Reading, Writing, Aerobics

David Pargman urges colleges to let athletes study sports:

These athletes are as honest in recognizing and divulging their aspiration as is the student who declares a goal of performing some day at the Metropolitan Opera or on the Broadway stage. Student athletes wish to be professional entertainers. This is their heart's desire. … Why not legitimize such an academic specialty in the same manner that other professional performance careers, such as dance, voice, theater, and music, are recognized and supported?

Travis Waldron is onboard:

In Pargman’s view, an athletics major would consist of the standard two years of general studies that most undergraduates take as freshmen and sophomores. After that, it would get more specific to their field, as they would take classes like anatomy and physiology, exercise science, contract and business law, and public speaking. 

Howard Wasserman pushes back:

Pargman argues that not forcing student-athletes to pick a major in which they are not interested–when they really want to study their sport and become a professional athlete–is "integral" to a good portion of the other travesties that surround college sports. But is forcing a football player to major in, say, "Leisure Studies" really integral to all the other problems? Or are the real problems that 1) many of these people have no interest in being in college or studying at all, regardless of what classes they can take or what they can declare as a major, and 2) universities and coaches are making boatloads of money because of the skills of these students and the students are not seeing a dime. Honesty in their major does not change that.

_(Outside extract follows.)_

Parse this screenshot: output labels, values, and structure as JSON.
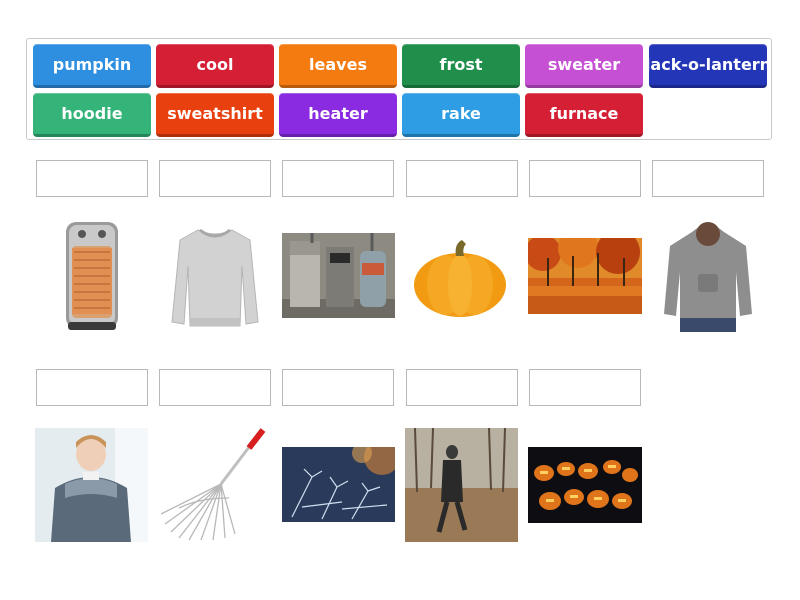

Which is not to reject the proposal out of hand. It is just to emphasize that the problems inherent in college sport go much deeper than this.